*Given records*
[Start of section]

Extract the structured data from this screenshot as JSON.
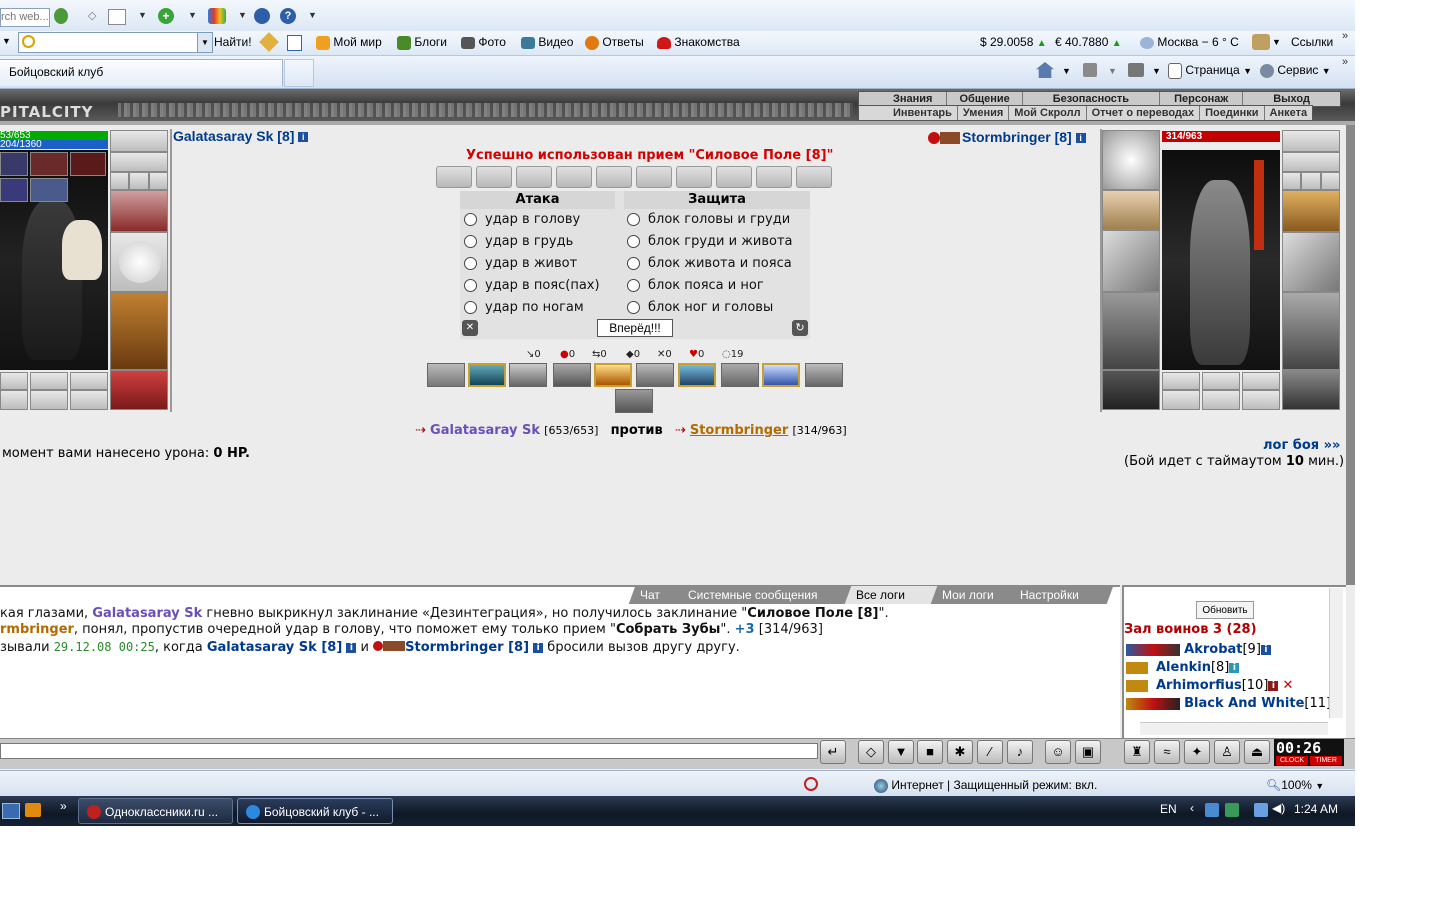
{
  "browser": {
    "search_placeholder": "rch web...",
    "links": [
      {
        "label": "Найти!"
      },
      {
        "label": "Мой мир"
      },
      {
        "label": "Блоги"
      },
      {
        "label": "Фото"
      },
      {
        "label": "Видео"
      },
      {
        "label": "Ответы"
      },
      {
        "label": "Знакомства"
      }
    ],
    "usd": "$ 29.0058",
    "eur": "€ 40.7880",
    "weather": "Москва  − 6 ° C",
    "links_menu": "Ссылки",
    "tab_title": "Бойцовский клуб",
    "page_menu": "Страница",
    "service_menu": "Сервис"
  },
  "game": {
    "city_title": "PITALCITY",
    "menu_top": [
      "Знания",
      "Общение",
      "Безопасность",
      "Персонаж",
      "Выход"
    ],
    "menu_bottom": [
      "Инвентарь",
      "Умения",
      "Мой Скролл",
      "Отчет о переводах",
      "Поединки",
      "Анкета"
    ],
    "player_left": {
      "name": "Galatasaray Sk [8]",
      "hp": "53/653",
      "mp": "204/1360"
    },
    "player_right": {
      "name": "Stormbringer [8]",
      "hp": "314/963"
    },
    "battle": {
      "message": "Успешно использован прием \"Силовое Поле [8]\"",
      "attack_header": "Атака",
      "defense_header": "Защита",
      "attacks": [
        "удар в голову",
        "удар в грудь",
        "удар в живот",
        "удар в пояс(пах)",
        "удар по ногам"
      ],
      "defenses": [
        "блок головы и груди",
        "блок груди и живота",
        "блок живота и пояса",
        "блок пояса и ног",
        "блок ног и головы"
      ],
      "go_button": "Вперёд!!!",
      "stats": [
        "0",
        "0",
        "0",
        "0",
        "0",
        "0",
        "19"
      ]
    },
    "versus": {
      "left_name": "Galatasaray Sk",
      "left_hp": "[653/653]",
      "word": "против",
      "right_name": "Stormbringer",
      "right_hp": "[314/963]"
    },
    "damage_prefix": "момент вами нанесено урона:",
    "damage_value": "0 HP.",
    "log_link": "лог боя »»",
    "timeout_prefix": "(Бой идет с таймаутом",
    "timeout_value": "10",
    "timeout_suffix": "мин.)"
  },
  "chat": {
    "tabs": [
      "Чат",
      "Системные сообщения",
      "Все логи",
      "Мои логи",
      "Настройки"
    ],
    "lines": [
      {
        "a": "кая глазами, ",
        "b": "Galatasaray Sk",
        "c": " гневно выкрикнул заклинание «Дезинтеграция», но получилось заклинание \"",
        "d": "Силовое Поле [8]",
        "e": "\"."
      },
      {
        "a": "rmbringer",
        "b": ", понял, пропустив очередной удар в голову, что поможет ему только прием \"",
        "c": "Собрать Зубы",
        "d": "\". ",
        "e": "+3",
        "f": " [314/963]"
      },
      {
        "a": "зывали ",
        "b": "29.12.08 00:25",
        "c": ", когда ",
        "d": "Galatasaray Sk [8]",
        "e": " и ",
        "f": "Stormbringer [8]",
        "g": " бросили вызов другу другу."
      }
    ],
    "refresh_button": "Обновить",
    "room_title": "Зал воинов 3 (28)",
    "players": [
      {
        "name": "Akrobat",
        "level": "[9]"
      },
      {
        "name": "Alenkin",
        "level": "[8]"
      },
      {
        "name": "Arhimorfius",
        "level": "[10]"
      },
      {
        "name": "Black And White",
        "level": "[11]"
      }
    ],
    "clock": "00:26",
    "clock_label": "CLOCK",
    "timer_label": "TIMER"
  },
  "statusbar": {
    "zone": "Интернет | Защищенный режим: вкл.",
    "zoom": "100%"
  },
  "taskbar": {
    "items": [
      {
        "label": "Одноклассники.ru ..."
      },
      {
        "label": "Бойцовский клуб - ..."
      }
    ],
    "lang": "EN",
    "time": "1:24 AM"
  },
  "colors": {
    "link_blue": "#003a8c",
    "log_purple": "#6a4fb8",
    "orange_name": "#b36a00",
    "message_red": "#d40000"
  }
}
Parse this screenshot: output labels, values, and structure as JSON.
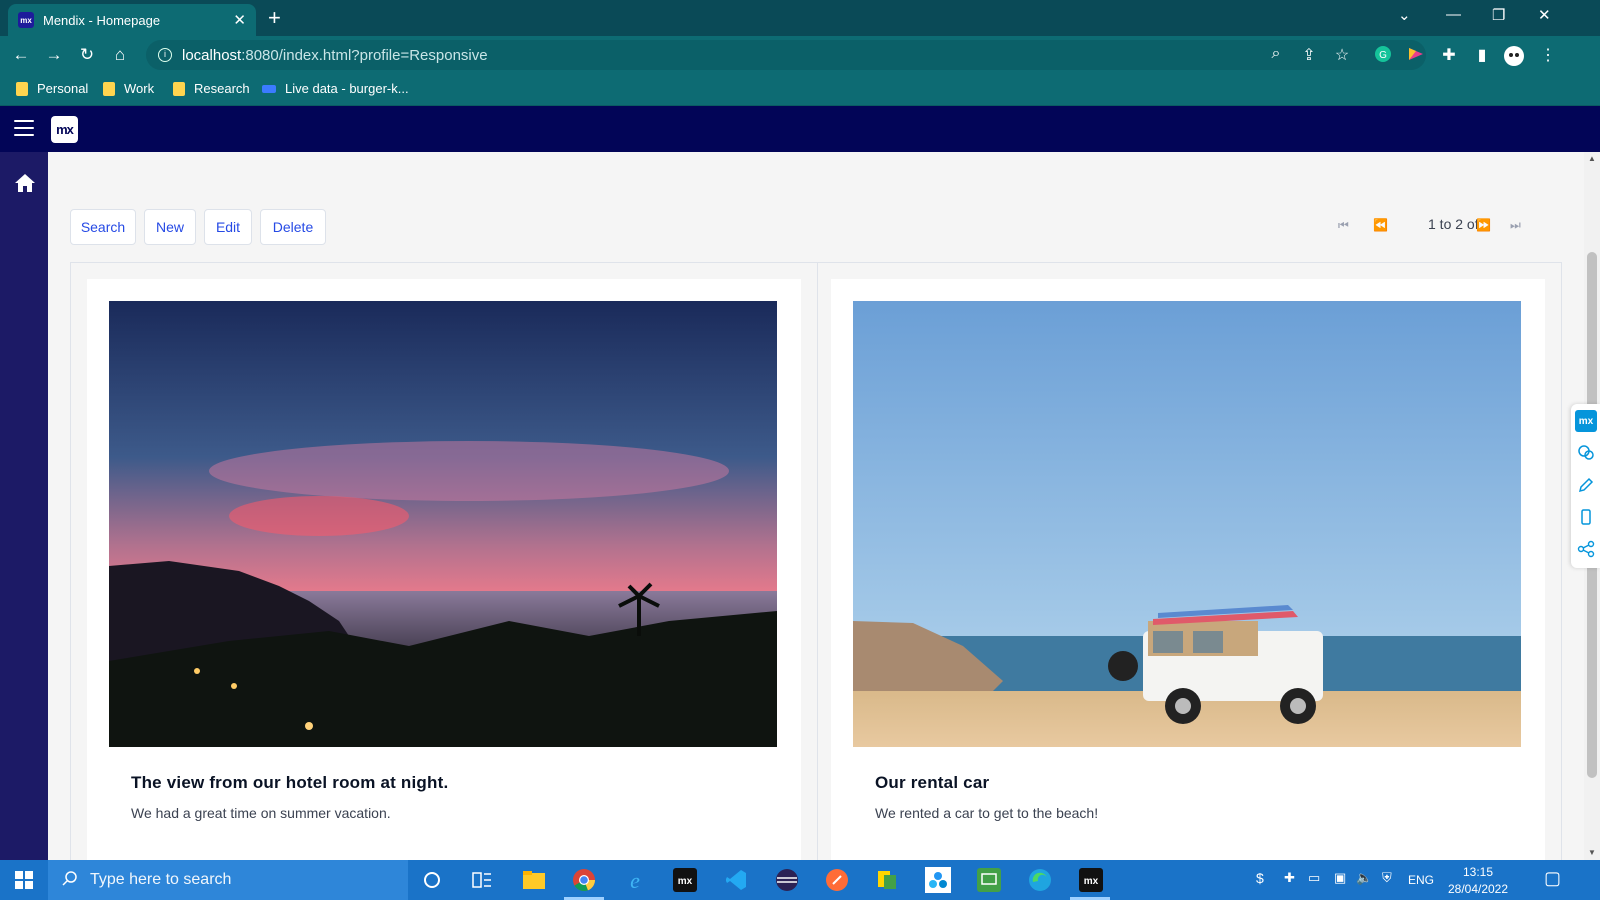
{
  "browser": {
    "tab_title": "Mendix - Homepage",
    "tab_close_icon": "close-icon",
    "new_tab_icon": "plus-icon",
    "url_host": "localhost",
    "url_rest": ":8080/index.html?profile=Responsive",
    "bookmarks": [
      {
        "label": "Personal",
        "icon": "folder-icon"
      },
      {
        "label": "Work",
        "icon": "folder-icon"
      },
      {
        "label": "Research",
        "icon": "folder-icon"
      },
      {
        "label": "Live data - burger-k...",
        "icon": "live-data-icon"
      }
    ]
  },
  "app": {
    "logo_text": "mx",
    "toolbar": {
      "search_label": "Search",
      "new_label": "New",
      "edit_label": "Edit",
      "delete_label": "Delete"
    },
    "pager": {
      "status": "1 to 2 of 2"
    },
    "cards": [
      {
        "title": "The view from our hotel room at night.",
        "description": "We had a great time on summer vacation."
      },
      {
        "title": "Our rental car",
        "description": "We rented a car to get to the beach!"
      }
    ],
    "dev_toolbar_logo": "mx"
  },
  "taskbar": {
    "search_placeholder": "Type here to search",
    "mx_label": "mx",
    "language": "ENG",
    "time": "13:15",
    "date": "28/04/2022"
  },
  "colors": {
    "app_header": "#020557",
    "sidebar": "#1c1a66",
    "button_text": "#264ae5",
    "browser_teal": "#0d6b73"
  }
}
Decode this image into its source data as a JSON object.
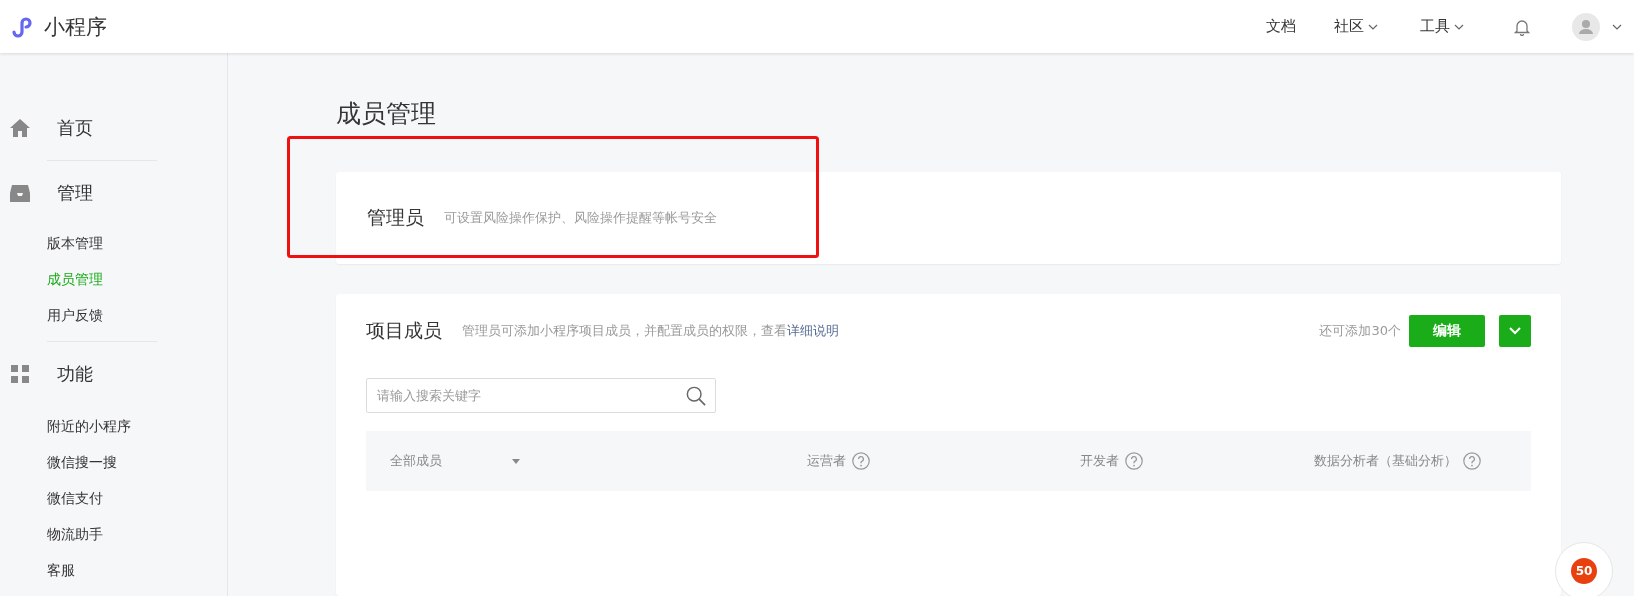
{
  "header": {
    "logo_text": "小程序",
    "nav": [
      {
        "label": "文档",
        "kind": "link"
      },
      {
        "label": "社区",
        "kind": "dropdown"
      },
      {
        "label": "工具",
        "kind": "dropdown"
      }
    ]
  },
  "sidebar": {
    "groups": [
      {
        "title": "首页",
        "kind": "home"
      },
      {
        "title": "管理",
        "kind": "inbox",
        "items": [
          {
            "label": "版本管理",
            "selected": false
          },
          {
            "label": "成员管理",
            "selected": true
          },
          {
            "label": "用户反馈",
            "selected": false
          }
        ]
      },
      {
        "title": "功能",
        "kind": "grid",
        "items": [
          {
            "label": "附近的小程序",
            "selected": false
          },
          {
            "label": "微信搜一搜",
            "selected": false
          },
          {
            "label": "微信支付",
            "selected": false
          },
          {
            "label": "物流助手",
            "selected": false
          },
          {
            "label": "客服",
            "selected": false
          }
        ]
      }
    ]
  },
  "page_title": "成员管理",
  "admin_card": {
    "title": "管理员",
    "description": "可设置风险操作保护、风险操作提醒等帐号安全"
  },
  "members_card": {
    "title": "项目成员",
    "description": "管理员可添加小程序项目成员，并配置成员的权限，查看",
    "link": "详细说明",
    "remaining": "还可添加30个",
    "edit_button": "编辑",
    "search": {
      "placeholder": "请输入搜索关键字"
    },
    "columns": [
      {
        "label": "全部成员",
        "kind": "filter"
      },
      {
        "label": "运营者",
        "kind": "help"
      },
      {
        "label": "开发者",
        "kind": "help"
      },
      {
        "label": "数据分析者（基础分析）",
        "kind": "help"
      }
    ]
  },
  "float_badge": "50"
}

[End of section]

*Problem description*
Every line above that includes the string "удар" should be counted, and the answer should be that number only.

*Answer*
6